If you have knowledge of a sexual offence, you must report it

Any sexual offence that occurs on University premises or involving students or staff (on or off-campus) must be reported. You should contact Campus Safety & Security on 1300 737 003 (24 hours) or in an emergency call 000.

Important information about how staff should respond to a report of a sexual offence is available in the Sexual Offences (Staff Response) Procedures and the associated flowchart.

If you have direct knowledge of a sexual offence occurring, or have been a 'first responder' to an incident, there is a chance that you may be required to give evidence in a court of law, should an investigation result in legal proceedings.

Staff are able to seek advice and support from the Office of General Counsel by phoning (02) 9685 9895.

What supports are available?

The University's Respect.Now.Always webpage offers information about a range of personal and academic supports available to students or staff who may have been subject to a sexual offence.

What will happen to the alleged offender?

When a sexual offence is reported to the University there are a number of actions that will be taken.

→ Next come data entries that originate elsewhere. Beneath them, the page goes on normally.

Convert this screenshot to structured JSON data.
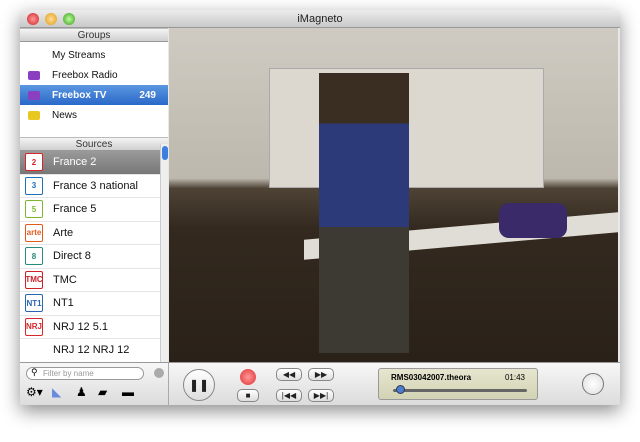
{
  "window": {
    "title": "iMagneto"
  },
  "groups": {
    "header": "Groups",
    "items": [
      {
        "label": "My Streams",
        "icon": "none"
      },
      {
        "label": "Freebox Radio",
        "icon": "purple-folder-icon"
      },
      {
        "label": "Freebox TV",
        "icon": "purple-folder-icon",
        "count": "249",
        "selected": true
      },
      {
        "label": "News",
        "icon": "yellow-folder-icon"
      }
    ]
  },
  "sources": {
    "header": "Sources",
    "items": [
      {
        "label": "France 2",
        "logo": "2",
        "color": "#d8262b",
        "selected": true
      },
      {
        "label": "France 3 national",
        "logo": "3",
        "color": "#1f6fb4"
      },
      {
        "label": "France 5",
        "logo": "5",
        "color": "#7cb82f"
      },
      {
        "label": "Arte",
        "logo": "arte",
        "color": "#e35b1c"
      },
      {
        "label": "Direct 8",
        "logo": "8",
        "color": "#2a8a7a"
      },
      {
        "label": "TMC",
        "logo": "TMC",
        "color": "#d0202a"
      },
      {
        "label": "NT1",
        "logo": "NT1",
        "color": "#2a66b0"
      },
      {
        "label": "NRJ 12 5.1",
        "logo": "NRJ",
        "color": "#d8262b"
      },
      {
        "label": "NRJ 12 NRJ 12",
        "logo": "",
        "color": "#fff"
      }
    ]
  },
  "filter": {
    "placeholder": "Filter by name"
  },
  "player": {
    "filename": "RMS03042007.theora",
    "time": "01:43",
    "progress": 0.05
  },
  "buttons": {
    "rewind": "◀◀",
    "ffwd": "▶▶",
    "prev": "|◀◀",
    "next": "▶▶|",
    "pause": "❚❚",
    "stop": "■"
  }
}
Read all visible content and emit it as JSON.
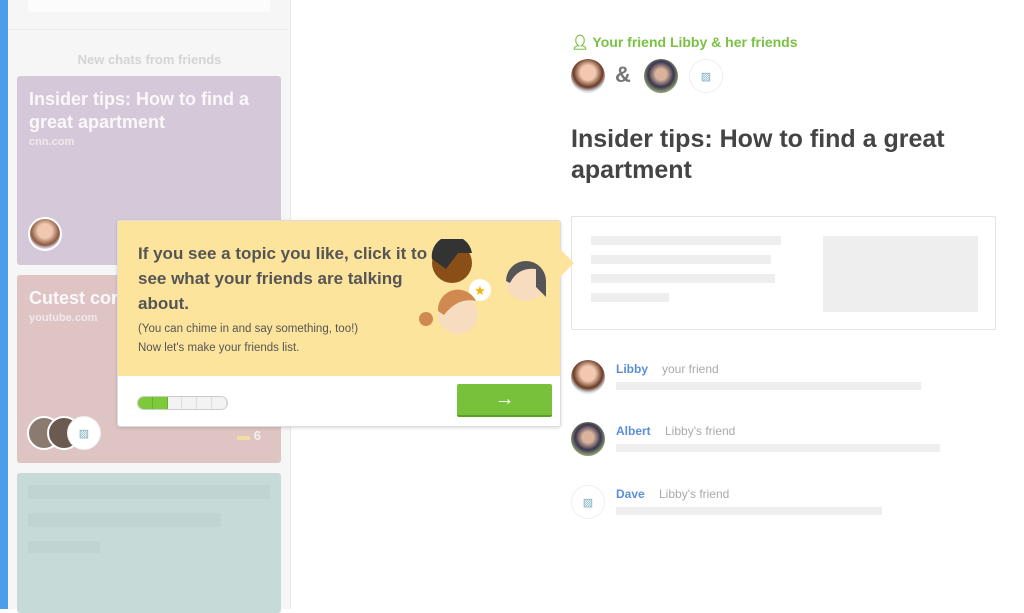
{
  "sidebar": {
    "section_title": "New chats from friends",
    "cards": [
      {
        "title": "Insider tips: How to find a great apartment",
        "source": "cnn.com",
        "color": "#d5c8d8"
      },
      {
        "title": "Cutest cor",
        "source": "youtube.com",
        "comment_count": "6",
        "color": "#dfc4c4"
      },
      {
        "color": "#c6dbd8"
      }
    ]
  },
  "header": {
    "friend_label": "Your friend Libby & her friends",
    "ampersand": "&"
  },
  "article": {
    "title": "Insider tips: How to find a great apartment"
  },
  "friends": [
    {
      "name": "Libby",
      "relation": "your friend"
    },
    {
      "name": "Albert",
      "relation": "Libby's friend"
    },
    {
      "name": "Dave",
      "relation": "Libby's friend"
    }
  ],
  "tooltip": {
    "heading": "If you see a topic you like, click it to see what your friends are talking about.",
    "line1": "(You can chime in and say something, too!)",
    "line2": "Now let's make your friends list.",
    "progress_step": 2,
    "progress_total": 6,
    "next_label": "→"
  },
  "colors": {
    "accent_green": "#7ac143",
    "link_blue": "#5b8fd6",
    "tooltip_yellow": "#fde49c",
    "left_bar": "#4b9ee9"
  }
}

These include seeking advice from NSW Police, launching an internal investigation and ensuring that the alleged offender is given opportunity to respond to the allegations. The University is obliged to ensure that any person accused of an offence is given a fair hearing, is not subjected to bias and that determinations are made based on evidence. This is known as procedural fairness.

The University will decide if the alleged offender will remain at University while the investigation takes place. In such cases, steps can be taken to ensure that there is separation between the victim and the alleged offender and that all parties are supported throughout the process.

Further information about procedural fairness is available on the NSW Ombudsman's website. (opens in a new window)

What will happen to your personal information?

The University has obligations under the Privacy and Personal Information Act, 1998 (NSW) (PPIP Act) to ensure that private and personal information is kept safe and is only disclosed where authorised. Staff who are aware of another person's personal information must comply with the PPIP Act by only collecting relevant information and limiting access to authorised persons.

However, under certain circumstances, NSW privacy laws do allow that personal information may need to be disclosed where there is a serious and imminent threat to the health or life of a person, or for law enforcement purposes.